No game surprised me more in 2013 than DmC: Devil May Cry. That surprise has absolutely nothing to do with some diehard devotion to Capcom's internally developed quartet of games in the original series either. What surprised me was the fact that Ninja Theory finally made something that lived up to the promise of Enslaved and Heavenly Sword. Both games aimed high in trying to deliver bitchin' action and deeply human tales, but both missed the mark. In DmC, they finally nailed it.
Young Dante's fight against the demons is classic coming-of-age stuff. Rushing through Limbo feels like if J.D. Salinger wrote Dead Leaves. The combat, meanwhile, felt meatier than the limp button mashing of Enslaved, but more accessible than ball busters like Devil May Cry 3.

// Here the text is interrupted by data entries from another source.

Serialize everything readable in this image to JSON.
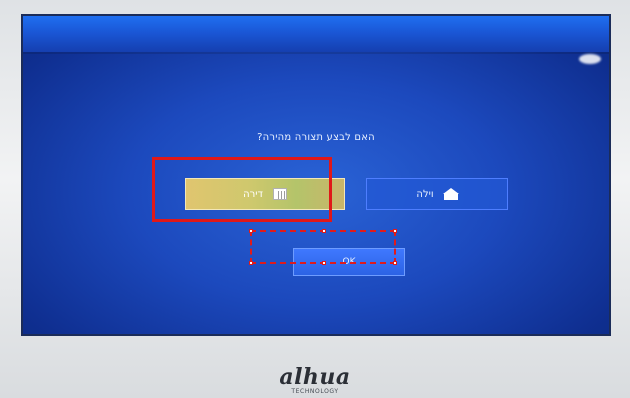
{
  "dialog": {
    "prompt": "?האם לבצע תצורה מהירה",
    "options": [
      {
        "label": "דירה",
        "icon": "building-icon"
      },
      {
        "label": "וילה",
        "icon": "house-icon"
      }
    ],
    "ok_label": "OK"
  },
  "brand": {
    "logo_text": "alhua",
    "logo_tagline": "TECHNOLOGY"
  },
  "annotations": {
    "highlight_color": "#e01818"
  },
  "colors": {
    "screen_blue": "#1c49bd",
    "top_bar_blue": "#1a57d6",
    "selected_option": "#d2c86c"
  }
}
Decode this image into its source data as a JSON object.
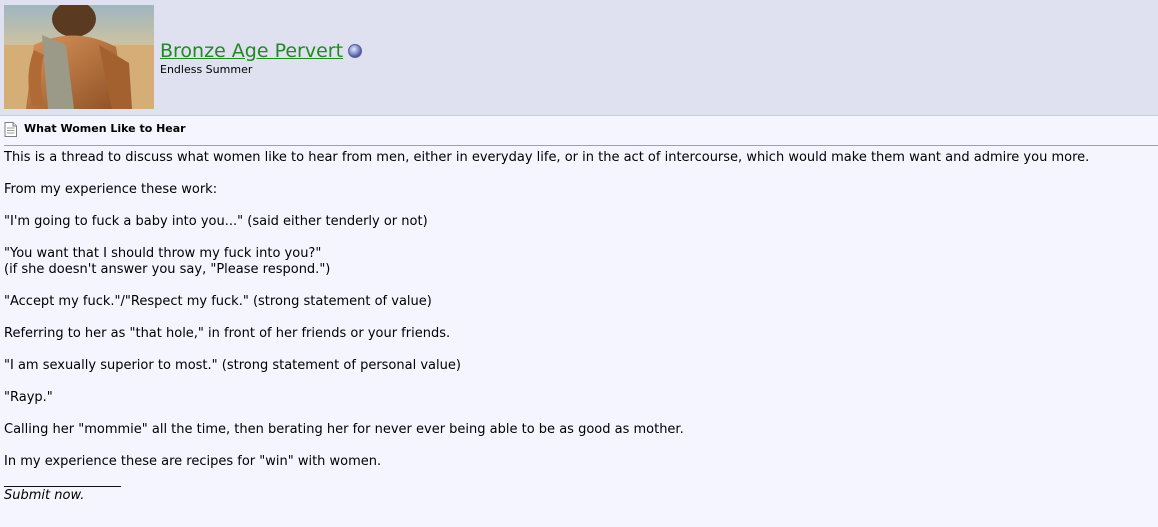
{
  "user": {
    "name": "Bronze Age Pervert",
    "title": "Endless Summer"
  },
  "post": {
    "title": "What Women Like to Hear",
    "paragraphs": [
      "This is a thread to discuss what women like to hear from men, either in everyday life, or in the act of intercourse, which would make them want and admire you more.",
      "From my experience these work:",
      "\"I'm going to fuck a baby into you...\" (said either tenderly or not)",
      "\"You want that I should throw my fuck into you?\"",
      "(if she doesn't answer you say, \"Please respond.\")",
      "\"Accept my fuck.\"/\"Respect my fuck.\" (strong statement of value)",
      "Referring to her as \"that hole,\" in front of her friends or your friends.",
      "\"I am sexually superior to most.\" (strong statement of personal value)",
      "\"Rayp.\"",
      "Calling her \"mommie\" all the time, then berating her for never ever being able to be as good as mother.",
      "In my experience these are recipes for \"win\" with women."
    ],
    "signature_separator": "__________________",
    "signature": "Submit now."
  },
  "colors": {
    "header_bg": "#dfe1f0",
    "page_bg": "#f5f5ff",
    "username": "#1f8a1f"
  },
  "icons": {
    "status": "online-status-icon",
    "post": "post-icon"
  }
}
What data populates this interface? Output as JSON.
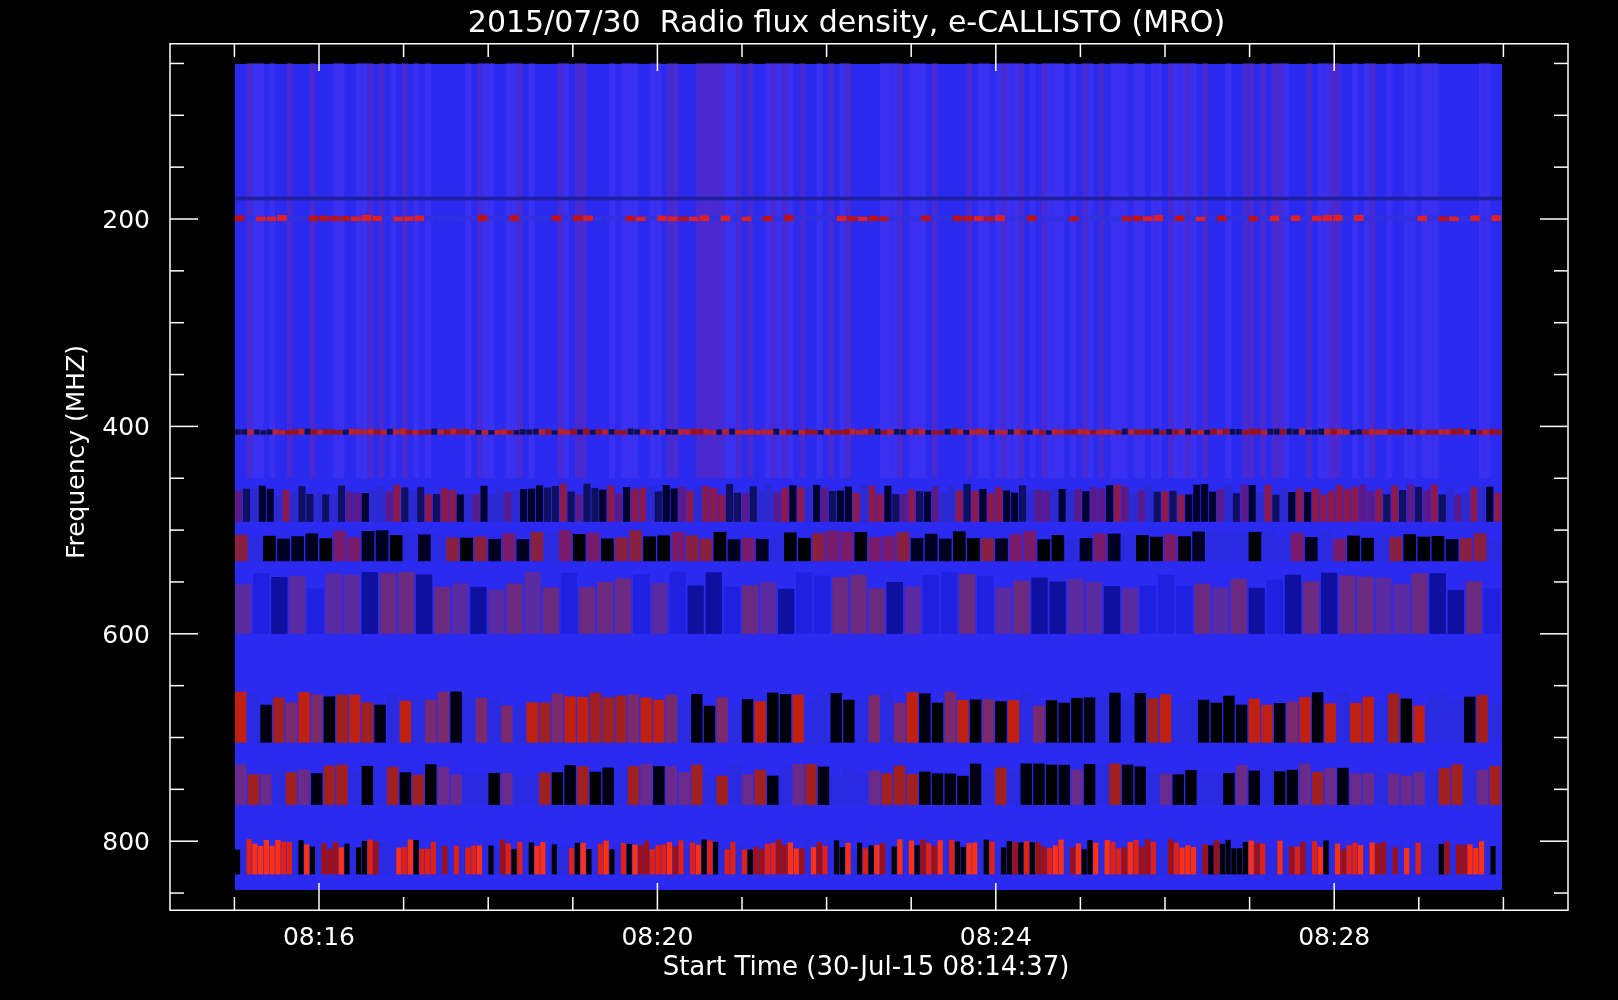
{
  "title": "2015/07/30  Radio flux density, e-CALLISTO (MRO)",
  "y_axis": {
    "label": "Frequency (MHZ)",
    "ticks": [
      "200",
      "400",
      "600",
      "800"
    ]
  },
  "x_axis": {
    "label": "Start Time (30-Jul-15 08:14:37)",
    "ticks": [
      "08:16",
      "08:20",
      "08:24",
      "08:28"
    ]
  }
}
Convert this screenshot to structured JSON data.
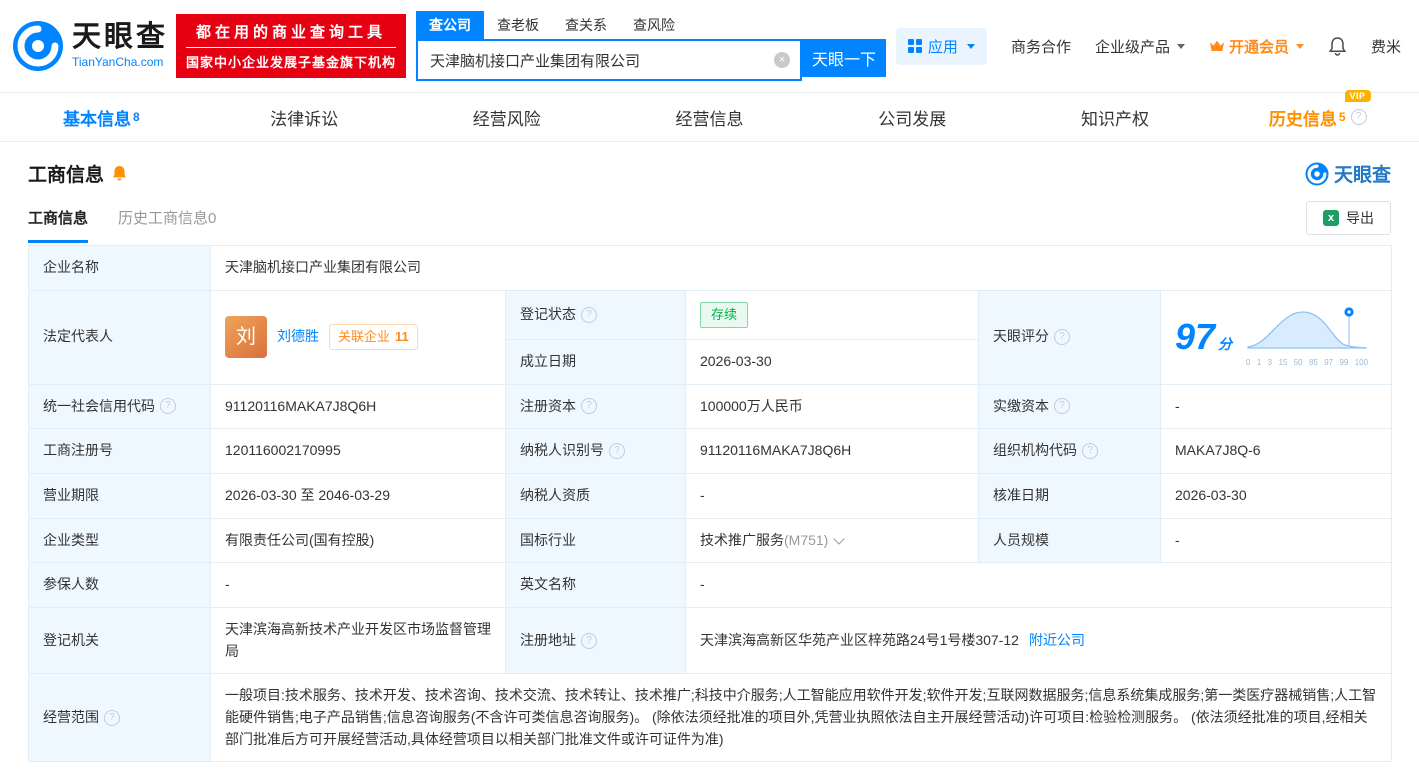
{
  "colors": {
    "brand_blue": "#0084ff",
    "badge_red": "#e60012",
    "vip_orange": "#ff8c19",
    "history_orange": "#ff9000",
    "status_green": "#00b34a"
  },
  "header": {
    "brand": "天眼查",
    "brand_domain": "TianYanCha.com",
    "slogan_line1": "都在用的商业查询工具",
    "slogan_line2": "国家中小企业发展子基金旗下机构",
    "search": {
      "tabs": [
        "查公司",
        "查老板",
        "查关系",
        "查风险"
      ],
      "query": "天津脑机接口产业集团有限公司",
      "button_label": "天眼一下"
    },
    "nav": {
      "apps": "应用",
      "cooperation": "商务合作",
      "enterprise": "企业级产品",
      "vip": "开通会员",
      "user": "费米"
    }
  },
  "main_tabs": [
    {
      "label": "基本信息",
      "count": "8"
    },
    {
      "label": "法律诉讼",
      "count": ""
    },
    {
      "label": "经营风险",
      "count": ""
    },
    {
      "label": "经营信息",
      "count": ""
    },
    {
      "label": "公司发展",
      "count": ""
    },
    {
      "label": "知识产权",
      "count": ""
    },
    {
      "label": "历史信息",
      "count": "5",
      "badge": "VIP"
    }
  ],
  "section": {
    "title": "工商信息",
    "brand_watermark": "天眼查",
    "subtabs": [
      {
        "label": "工商信息",
        "count": ""
      },
      {
        "label": "历史工商信息",
        "count": "0"
      }
    ],
    "export_label": "导出"
  },
  "info": {
    "company_name_label": "企业名称",
    "company_name": "天津脑机接口产业集团有限公司",
    "legal_rep_label": "法定代表人",
    "legal_rep_avatar": "刘",
    "legal_rep_name": "刘德胜",
    "related_companies_label": "关联企业",
    "related_companies_count": "11",
    "reg_status_label": "登记状态",
    "reg_status": "存续",
    "establish_date_label": "成立日期",
    "establish_date": "2026-03-30",
    "score_label": "天眼评分",
    "score_value": "97",
    "score_unit": "分",
    "score_axis": [
      "0",
      "1",
      "3",
      "15",
      "50",
      "85",
      "97",
      "99",
      "100"
    ],
    "credit_code_label": "统一社会信用代码",
    "credit_code": "91120116MAKA7J8Q6H",
    "reg_capital_label": "注册资本",
    "reg_capital": "100000万人民币",
    "paid_capital_label": "实缴资本",
    "paid_capital": "-",
    "reg_number_label": "工商注册号",
    "reg_number": "120116002170995",
    "taxpayer_id_label": "纳税人识别号",
    "taxpayer_id": "91120116MAKA7J8Q6H",
    "org_code_label": "组织机构代码",
    "org_code": "MAKA7J8Q-6",
    "business_term_label": "营业期限",
    "business_term": "2026-03-30 至 2046-03-29",
    "taxpayer_quality_label": "纳税人资质",
    "taxpayer_quality": "-",
    "approval_date_label": "核准日期",
    "approval_date": "2026-03-30",
    "company_type_label": "企业类型",
    "company_type": "有限责任公司(国有控股)",
    "industry_label": "国标行业",
    "industry": "技术推广服务",
    "industry_code": "(M751)",
    "staff_size_label": "人员规模",
    "staff_size": "-",
    "insured_label": "参保人数",
    "insured": "-",
    "english_name_label": "英文名称",
    "english_name": "-",
    "reg_authority_label": "登记机关",
    "reg_authority": "天津滨海高新技术产业开发区市场监督管理局",
    "reg_address_label": "注册地址",
    "reg_address": "天津滨海高新区华苑产业区梓苑路24号1号楼307-12",
    "nearby_label": "附近公司",
    "business_scope_label": "经营范围",
    "business_scope": "一般项目:技术服务、技术开发、技术咨询、技术交流、技术转让、技术推广;科技中介服务;人工智能应用软件开发;软件开发;互联网数据服务;信息系统集成服务;第一类医疗器械销售;人工智能硬件销售;电子产品销售;信息咨询服务(不含许可类信息咨询服务)。 (除依法须经批准的项目外,凭营业执照依法自主开展经营活动)许可项目:检验检测服务。 (依法须经批准的项目,经相关部门批准后方可开展经营活动,具体经营项目以相关部门批准文件或许可证件为准)"
  }
}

Hagar from Final Fight may be the best mayor in all of video game history, but I may have been the second best thanks to Animal Crossing: New Leaf. Pound for pound, I played with Nintendo's strange little imaginary world more than any other game and never once felt bored or frustrated. Neither did I feel that crazy head rush of accomplishment and inertia you get from RPGs, sports or action games. Crafting my town into a thriving forest community, thick with pine trees, was unlike any other game experience. I wanted to keep playing, but not because I wanted more stuff for my house or to raise the most bells. Animal Crossing is just a fun place to be, and its fun is whatever you make of it. This version feels like the perfected vision of what started on Nintendo 64.
For such a regularly used metaphor when talking about games, few are actually dreamlike. Games by their very nature need to be pretty rigid and defined by rules. Press a button, Simon Belmont whips a hunchback, and that scenario stays the same no matter how much it feels like your dreams after late night sandwiches. Ed Key and David Kanaga's game, meanwhile, feels downright oneironautical. Wandering around the hazy island of their game, ascending through what seem like whole seasons, is both deeply comforting and crazily unsettling. One second, you're chasing a little pixelated frog thing, the next you're trying not to float off into space. Playing it again and again always reveals something new and bizarre.
Drinkbox Studios got some well-deserved love in our "Twenty developers you don't know, but should" feature, and Guacamelee is a big reason why. It's become de rigueur in the indie scene to make open-ended, two-dimensional action games in the Metroid style these past few years, but that's also one of the very hardest types of game to make. Guacamelee gets everything right with its DayGlo Aztec world of luchadors, Luciferian chickens, and succulent exploration. Juan was my favorite character to play as in 2013. What a bad ass with his air combos and double jumps and Passionist chest tats!
I never got over Dungeons & Dragons: Shadow Over Mystara. As a 13-year-old kid I must have pumped a college fund worth of quarters into the cabinet. I bought a Sega Saturn ten years ago just to play it at home. Never in a million years did I expect I would one day get a perfect, almost never-ending would-be sequel to that game. Vanillaware's game has an expertly paced campaign that leads into a perfect online arcade game, making the quest for loot a pleasurable risk-reward tug of war. The rapacious art – dripping meat, impossible anatomy, and thick color – just plain fills you up too.
Joystiq is highlighting its 10 favorite games of 2013 throughout the week. Keep reading for more top selections and every writer's personal picks in Best of the Rest roundups.